**PROBLEM DESCRIPTION:** Report back every line below that carries the word "value".
**** TASK INPUT
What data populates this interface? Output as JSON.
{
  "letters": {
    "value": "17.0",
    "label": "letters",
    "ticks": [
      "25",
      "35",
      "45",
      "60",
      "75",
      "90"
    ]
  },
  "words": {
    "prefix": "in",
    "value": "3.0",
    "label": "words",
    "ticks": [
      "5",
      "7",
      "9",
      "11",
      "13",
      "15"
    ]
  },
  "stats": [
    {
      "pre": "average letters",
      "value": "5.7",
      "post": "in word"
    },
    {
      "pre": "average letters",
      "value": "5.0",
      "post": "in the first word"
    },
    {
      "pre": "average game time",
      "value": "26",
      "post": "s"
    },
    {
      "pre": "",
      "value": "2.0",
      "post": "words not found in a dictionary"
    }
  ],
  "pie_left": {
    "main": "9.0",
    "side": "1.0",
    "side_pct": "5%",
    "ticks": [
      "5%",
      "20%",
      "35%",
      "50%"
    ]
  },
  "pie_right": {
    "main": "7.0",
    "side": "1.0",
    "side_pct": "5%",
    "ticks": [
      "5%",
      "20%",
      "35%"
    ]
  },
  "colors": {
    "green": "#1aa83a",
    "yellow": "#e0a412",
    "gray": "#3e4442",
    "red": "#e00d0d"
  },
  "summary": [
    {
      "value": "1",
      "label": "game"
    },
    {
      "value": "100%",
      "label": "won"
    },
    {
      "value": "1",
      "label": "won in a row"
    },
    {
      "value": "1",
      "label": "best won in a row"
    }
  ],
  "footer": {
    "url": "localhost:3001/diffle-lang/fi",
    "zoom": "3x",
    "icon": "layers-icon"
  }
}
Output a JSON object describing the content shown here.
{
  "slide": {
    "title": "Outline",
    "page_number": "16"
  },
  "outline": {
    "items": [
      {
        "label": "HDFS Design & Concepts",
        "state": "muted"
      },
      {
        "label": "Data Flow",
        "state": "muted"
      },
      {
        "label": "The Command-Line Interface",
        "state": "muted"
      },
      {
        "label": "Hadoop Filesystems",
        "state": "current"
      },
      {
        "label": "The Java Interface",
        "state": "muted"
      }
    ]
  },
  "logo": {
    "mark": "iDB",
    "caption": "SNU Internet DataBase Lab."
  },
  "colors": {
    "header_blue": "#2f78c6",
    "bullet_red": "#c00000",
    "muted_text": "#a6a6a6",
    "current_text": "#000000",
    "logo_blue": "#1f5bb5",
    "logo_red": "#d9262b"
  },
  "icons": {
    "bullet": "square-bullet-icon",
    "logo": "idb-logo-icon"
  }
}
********
**ANSWER TO THE EXERCISE:**
    "value": "17.0",
    "value": "3.0",
      "value": "5.7",
      "value": "5.0",
      "value": "26",
      "value": "2.0",
      "value": "1",
      "value": "100%",
      "value": "1",
      "value": "1",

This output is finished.